Now that the news has officially broken in Issue No. 39 of Star Trek Magazine, it’s time for me to reveal some details about my upcoming trilogy for Star Trek: The Next Generation, about which I’ve hinted much in the past few months.
The “umbrella” title of the trilogy is Cold Equations. All three books are set primarily in the post-Nemesis era of 24th-century Star Trek fiction — specifically, in early 2384, just over four years after the events of Star Trek Nemesis.
Unlike the Star Trek Destiny trilogy, which was one epic story split across three volumes, Cold Equations will comprise three separate novels that are set during a brief span of time (a few months), and share a cast of characters, a number of themes, and some narrative subplots.
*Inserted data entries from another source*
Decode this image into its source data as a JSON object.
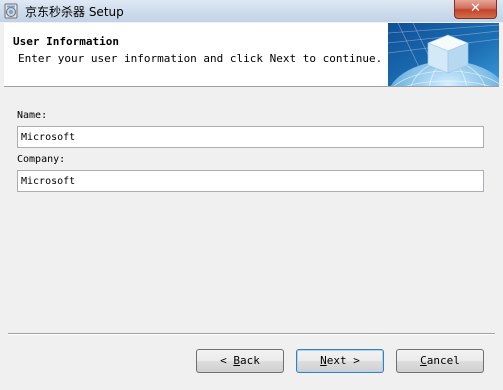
{
  "window": {
    "title": "京东秒杀器 Setup",
    "icon": "setup-disc-icon",
    "close_glyph": "✕"
  },
  "header": {
    "title": "User Information",
    "subtitle": "Enter your user information and click Next to continue."
  },
  "form": {
    "name_label": "Name:",
    "name_value": "Microsoft",
    "company_label": "Company:",
    "company_value": "Microsoft"
  },
  "buttons": {
    "back": {
      "glyph": "< ",
      "mnemonic": "B",
      "rest": "ack"
    },
    "next": {
      "mnemonic": "N",
      "rest": "ext",
      "glyph": " >"
    },
    "cancel": {
      "mnemonic": "C",
      "rest": "ancel"
    }
  },
  "colors": {
    "close_button": "#c4442b",
    "header_art_sky": "#1d6fb5",
    "header_art_globe": "#6fb3e0",
    "default_button_border": "#3c7fb1"
  }
}
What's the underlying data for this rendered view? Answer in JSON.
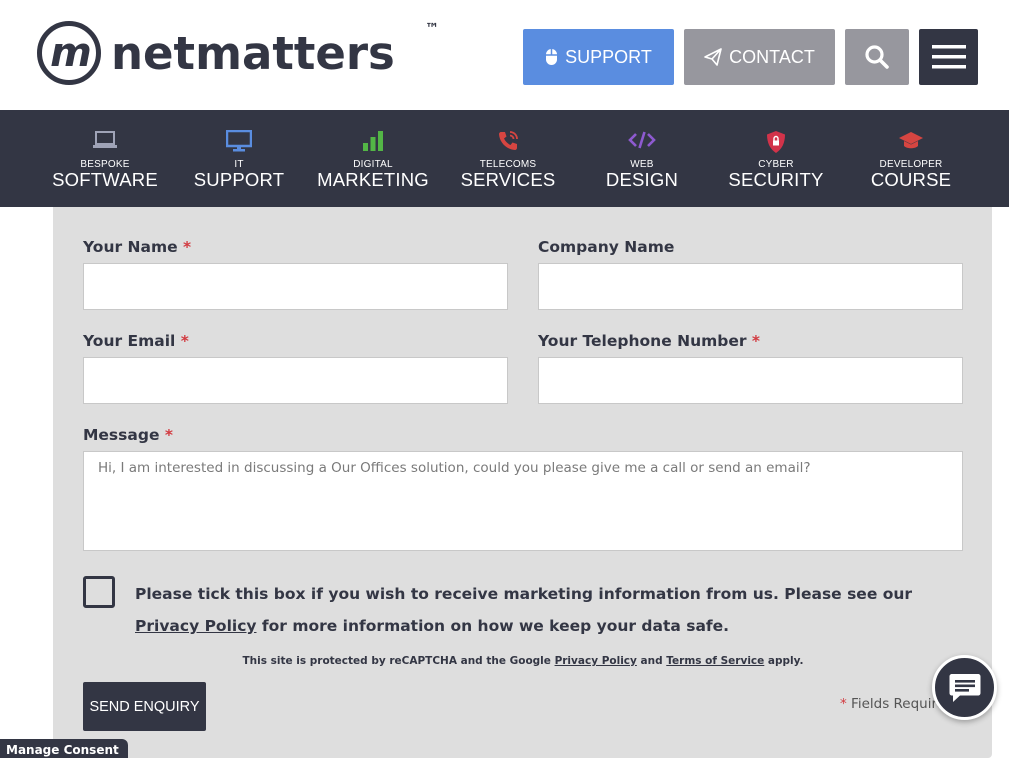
{
  "header": {
    "logo_text": "netmatters",
    "logo_mark": "m",
    "logo_tm": "™",
    "support_label": "SUPPORT",
    "contact_label": "CONTACT",
    "search_icon": "search-icon",
    "menu_icon": "hamburger-menu-icon"
  },
  "nav": {
    "items": [
      {
        "small": "BESPOKE",
        "big": "SOFTWARE",
        "icon": "laptop-icon",
        "color": "#9fa3b7"
      },
      {
        "small": "IT",
        "big": "SUPPORT",
        "icon": "monitor-icon",
        "color": "#5a8de0"
      },
      {
        "small": "DIGITAL",
        "big": "MARKETING",
        "icon": "bar-chart-icon",
        "color": "#53b646"
      },
      {
        "small": "TELECOMS",
        "big": "SERVICES",
        "icon": "phone-icon",
        "color": "#d64541"
      },
      {
        "small": "WEB",
        "big": "DESIGN",
        "icon": "code-icon",
        "color": "#8e5ad0"
      },
      {
        "small": "CYBER",
        "big": "SECURITY",
        "icon": "shield-icon",
        "color": "#d2334a"
      },
      {
        "small": "DEVELOPER",
        "big": "COURSE",
        "icon": "graduation-cap-icon",
        "color": "#d64541"
      }
    ]
  },
  "form": {
    "name_label": "Your Name",
    "company_label": "Company Name",
    "email_label": "Your Email",
    "phone_label": "Your Telephone Number",
    "message_label": "Message",
    "required_mark": "*",
    "message_placeholder": "Hi, I am interested in discussing a Our Offices solution, could you please give me a call or send an email?",
    "consent_text_1": "Please tick this box if you wish to receive marketing information from us. Please see our ",
    "consent_link": "Privacy Policy",
    "consent_text_2": " for more information on how we keep your data safe.",
    "recaptcha_1": "This site is protected by reCAPTCHA and the Google ",
    "recaptcha_privacy": "Privacy Policy",
    "recaptcha_and": " and ",
    "recaptcha_terms": "Terms of Service",
    "recaptcha_2": " apply.",
    "send_label": "SEND ENQUIRY",
    "fields_required": "Fields Required"
  },
  "chat_icon": "chat-icon",
  "manage_consent": "Manage Consent",
  "colors": {
    "dark": "#333644",
    "support_blue": "#5a8de0",
    "grey_button": "#97979e",
    "required_red": "#d23a40",
    "panel": "#dedede"
  }
}
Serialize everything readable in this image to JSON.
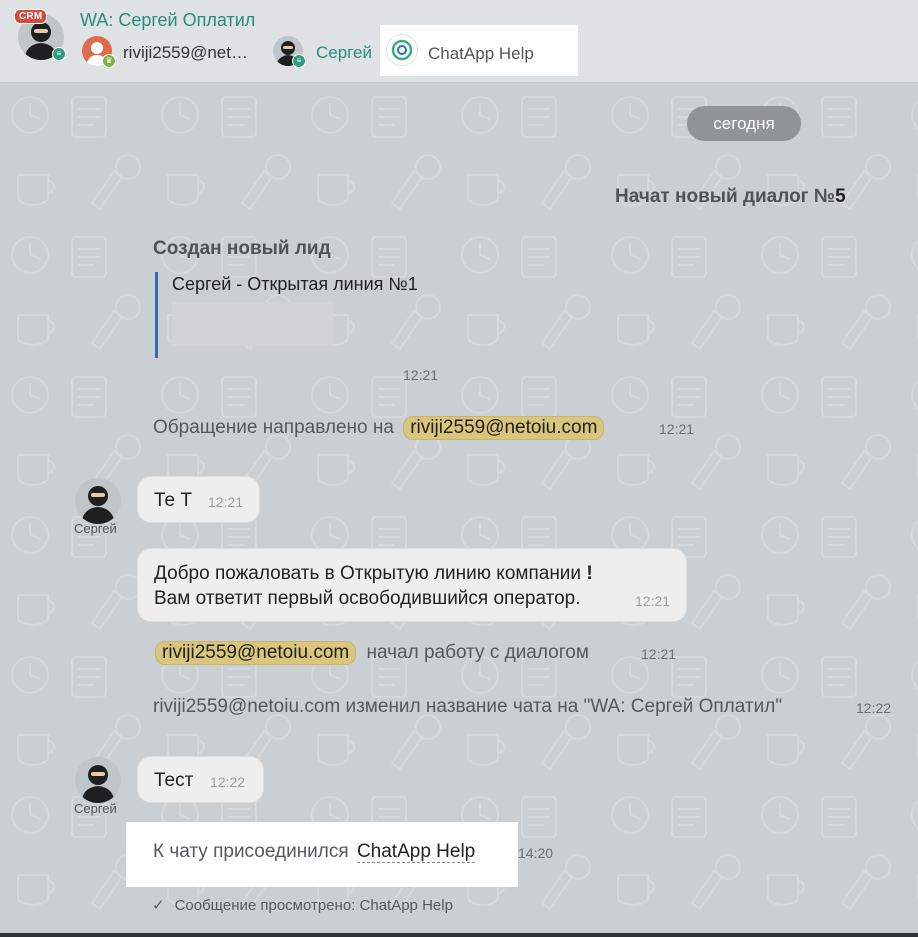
{
  "header": {
    "crm_badge": "CRM",
    "title": "WA: Сергей Оплатил",
    "members": [
      {
        "name": "riviji2559@net…"
      },
      {
        "name": "Сергей"
      },
      {
        "name": "ChatApp Help"
      }
    ]
  },
  "feed": {
    "date_label": "сегодня",
    "new_dialog": {
      "text": "Начат новый диалог №",
      "number": "5"
    },
    "lead": {
      "title": "Создан новый лид",
      "quote": "Сергей - Открытая линия №1",
      "time": "12:21"
    },
    "forwarded": {
      "text": "Обращение направлено на",
      "mention": "riviji2559@netoiu.com",
      "time": "12:21"
    },
    "messages": [
      {
        "author": "Сергей",
        "text": "Те Т",
        "time": "12:21"
      },
      {
        "line1": "Добро пожаловать в Открытую линию компании",
        "bang": "!",
        "line2": "Вам ответит первый освободившийся оператор.",
        "time": "12:21"
      },
      {
        "author": "Сергей",
        "text": "Тест",
        "time": "12:22"
      }
    ],
    "started": {
      "mention": "riviji2559@netoiu.com",
      "text": "начал работу с диалогом",
      "time": "12:21"
    },
    "renamed": {
      "text": "riviji2559@netoiu.com изменил название чата на \"WA: Сергей Оплатил\"",
      "time": "12:22"
    },
    "joined": {
      "text": "К чату присоединился",
      "name": "ChatApp Help",
      "time": "14:20"
    },
    "seen": "Сообщение просмотрено: ChatApp Help"
  },
  "colors": {
    "title": "#2a8c7f",
    "mention": "#d9c57c",
    "crm": "#d34b3e",
    "quote_bar": "#2f6fb3"
  }
}
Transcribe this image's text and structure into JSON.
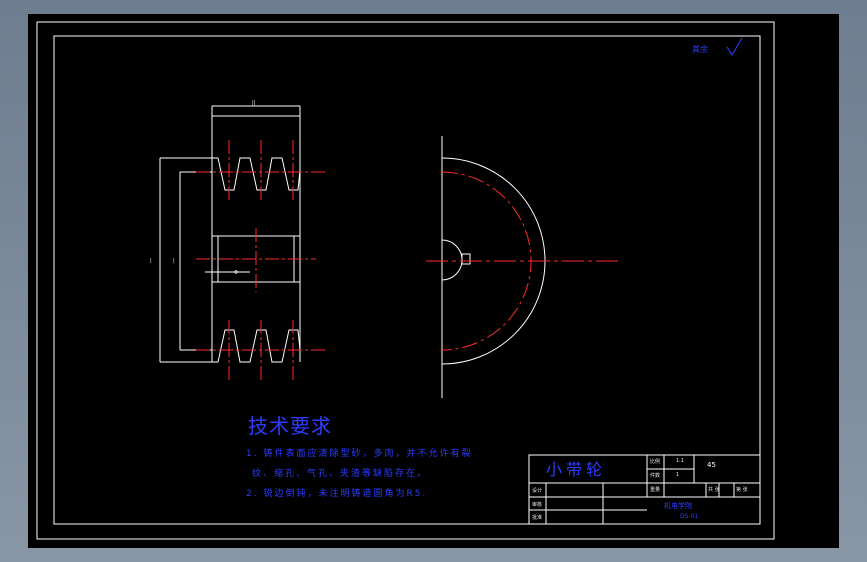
{
  "drawing": {
    "roughness_note": "其余",
    "tech_title": "技术要求",
    "tech_lines": [
      "1. 铸件表面应清除型砂，多肉，并不允许有裂",
      "纹、缩孔、气孔、夹渣等缺陷存在。",
      "2. 锐边倒钝，未注明铸造圆角为R5."
    ]
  },
  "title_block": {
    "part_name": "小带轮",
    "material": "45",
    "rows": [
      "设计",
      "审核",
      "批准"
    ],
    "cells": [
      "比例",
      "1:1",
      "件数",
      "1",
      "重量",
      "共 张",
      "第 张"
    ],
    "school": "机电学院",
    "dwg_no": "DS-01"
  },
  "colors": {
    "line": "#ffffff",
    "center": "#ff2a2a",
    "text": "#2d3cff"
  }
}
While I plan to address some large-scale ideas in the new trilogy, I am not trying to replicate my work on Star Trek Destiny. I am not trying to “top” my previous trilogy; rather, I am trying to tell a different kind of story, one that is more personal while still retaining a sense of high stakes.
Book One of the trilogy, which is written and now with the editor, is The Persistence of Memory, and it will put the Enterprise crew at the forefront of an effort to stop the Typhon Pact from exploiting stolen Soong-type android technology as a weapon of war.
In Book Two, Silent Weapons, Captain Picard and his crew must protect Federation President Nan Bacco when it becomes clear she has been targeted for assassination. However, in the course of their mission, the Enterprise crew discovers that there might be an even greater conspiracy lurking behind the assassination plot.
In Book Three, The Body Electric, the Enterprise crew is brought to the center of the Milky Way by an old friend — Traveler and former shipmate Wesley Crusher — to try to stop a massive sentient machine whose mysterious labors threaten the future of every civilization in the galaxy.
For those who might be curious, part of my reason for choosing to title the trilogy Cold Equations is that each of the three stories hinges on a moment in which one or more characters must make terrible moral or ethical choices, weighing the cost of one life, or a few lives, against those of many more, or deciding how much — and who — they are willing to sacrifice for the sake of victory.
Now, if you’ll excuse me, I have to finish “clearing the decks” of my life by tending to long-neglected tasks, so that next week I can start work on the manuscript for Silent Weapons.